In the last 25 years, corporate consolidation, digital technology and an intensified cult of celebrity have transformed the publishing business, for better and for worse. And while industry observers and casual readers can sense the air of change, there has been scant data and analysis to help us identify the trends. Until now. In 2002, National Arts Journalism Program research fellow Gayle Feldman-a contributing editor at Publishers Weekly and New York correspondent of The Bookseller (London)-undertook a research project and report that systematically compares "best books" of the last 25 years with best-selling books of that period. In the overlaps, divergences and trendlines, the story of the publishing industry as it enters the 21st century finally can be told.

Publishing experts will convene to discuss the evolving industry and the report's findings in a panel co-sponsored by NAJP and the Women's Media Group. "Best and Worst of Times: Best Books vs. Bestsellers in a Changing Business" will take place on Wednesday Dec. 4 from 6-8 p.m. in the lecture hall at the Columbia Graduate School of Journalism, at 116th Street and Broadway.

Featured on the panel, to be moderated by Feldman, are:
• Roxanne Coady, owner of the independent R.J. Julia Booksellers, Madison, Conn.
• Larry Ashmead, legendary HarperCollins editor whose career has spanned four decades
• Michael Pietsch, publisher of Little, Brown and editor of "The Lovely Bones"
• Daisy Maryles, executive editor, Publishers Weekly

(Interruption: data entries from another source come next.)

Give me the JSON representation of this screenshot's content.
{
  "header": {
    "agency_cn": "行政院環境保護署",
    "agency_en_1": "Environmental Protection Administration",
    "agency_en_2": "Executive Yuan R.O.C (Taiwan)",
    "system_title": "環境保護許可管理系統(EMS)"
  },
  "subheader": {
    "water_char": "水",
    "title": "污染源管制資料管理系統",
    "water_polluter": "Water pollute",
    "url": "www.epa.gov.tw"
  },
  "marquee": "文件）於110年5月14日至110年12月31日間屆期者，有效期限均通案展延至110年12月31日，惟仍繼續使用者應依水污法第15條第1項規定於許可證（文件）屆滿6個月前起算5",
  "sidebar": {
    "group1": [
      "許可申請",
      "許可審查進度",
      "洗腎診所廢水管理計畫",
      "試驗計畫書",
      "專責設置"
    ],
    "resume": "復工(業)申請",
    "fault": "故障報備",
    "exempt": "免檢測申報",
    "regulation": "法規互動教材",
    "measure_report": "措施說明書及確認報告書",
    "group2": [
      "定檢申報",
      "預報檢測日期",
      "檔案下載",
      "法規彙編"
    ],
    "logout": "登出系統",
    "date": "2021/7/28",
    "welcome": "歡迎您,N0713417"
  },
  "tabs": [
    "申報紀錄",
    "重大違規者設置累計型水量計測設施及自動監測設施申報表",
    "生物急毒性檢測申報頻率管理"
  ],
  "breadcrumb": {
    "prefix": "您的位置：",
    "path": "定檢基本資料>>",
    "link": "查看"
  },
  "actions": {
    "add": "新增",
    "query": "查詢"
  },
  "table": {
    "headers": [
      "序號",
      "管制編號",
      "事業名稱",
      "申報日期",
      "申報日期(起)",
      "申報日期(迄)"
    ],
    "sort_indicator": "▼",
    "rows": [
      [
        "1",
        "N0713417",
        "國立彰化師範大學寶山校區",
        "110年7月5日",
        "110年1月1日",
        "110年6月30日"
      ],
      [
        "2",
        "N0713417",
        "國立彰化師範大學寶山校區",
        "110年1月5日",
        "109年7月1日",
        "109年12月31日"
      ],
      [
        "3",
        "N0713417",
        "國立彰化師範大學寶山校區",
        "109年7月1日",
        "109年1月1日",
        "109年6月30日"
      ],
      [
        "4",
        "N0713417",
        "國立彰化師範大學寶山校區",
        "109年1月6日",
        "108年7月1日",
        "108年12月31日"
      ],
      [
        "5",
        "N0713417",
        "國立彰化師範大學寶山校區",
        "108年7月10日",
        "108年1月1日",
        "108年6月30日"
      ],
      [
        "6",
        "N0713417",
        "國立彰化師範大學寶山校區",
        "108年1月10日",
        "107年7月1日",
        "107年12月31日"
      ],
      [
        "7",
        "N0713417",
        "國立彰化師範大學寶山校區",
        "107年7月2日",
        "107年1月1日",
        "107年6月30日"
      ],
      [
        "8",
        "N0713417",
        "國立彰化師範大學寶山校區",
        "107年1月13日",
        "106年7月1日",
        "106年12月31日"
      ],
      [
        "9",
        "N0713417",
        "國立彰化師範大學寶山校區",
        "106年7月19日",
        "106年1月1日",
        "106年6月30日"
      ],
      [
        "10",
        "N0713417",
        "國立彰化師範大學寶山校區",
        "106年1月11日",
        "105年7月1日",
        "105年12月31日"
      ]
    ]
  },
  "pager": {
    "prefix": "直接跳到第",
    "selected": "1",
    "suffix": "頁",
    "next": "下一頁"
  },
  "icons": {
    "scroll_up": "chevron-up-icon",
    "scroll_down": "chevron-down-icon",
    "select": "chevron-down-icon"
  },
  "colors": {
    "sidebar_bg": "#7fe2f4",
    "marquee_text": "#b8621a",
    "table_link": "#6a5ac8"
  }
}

NAJP : Events : Panel Discussions : Best and Worst of Times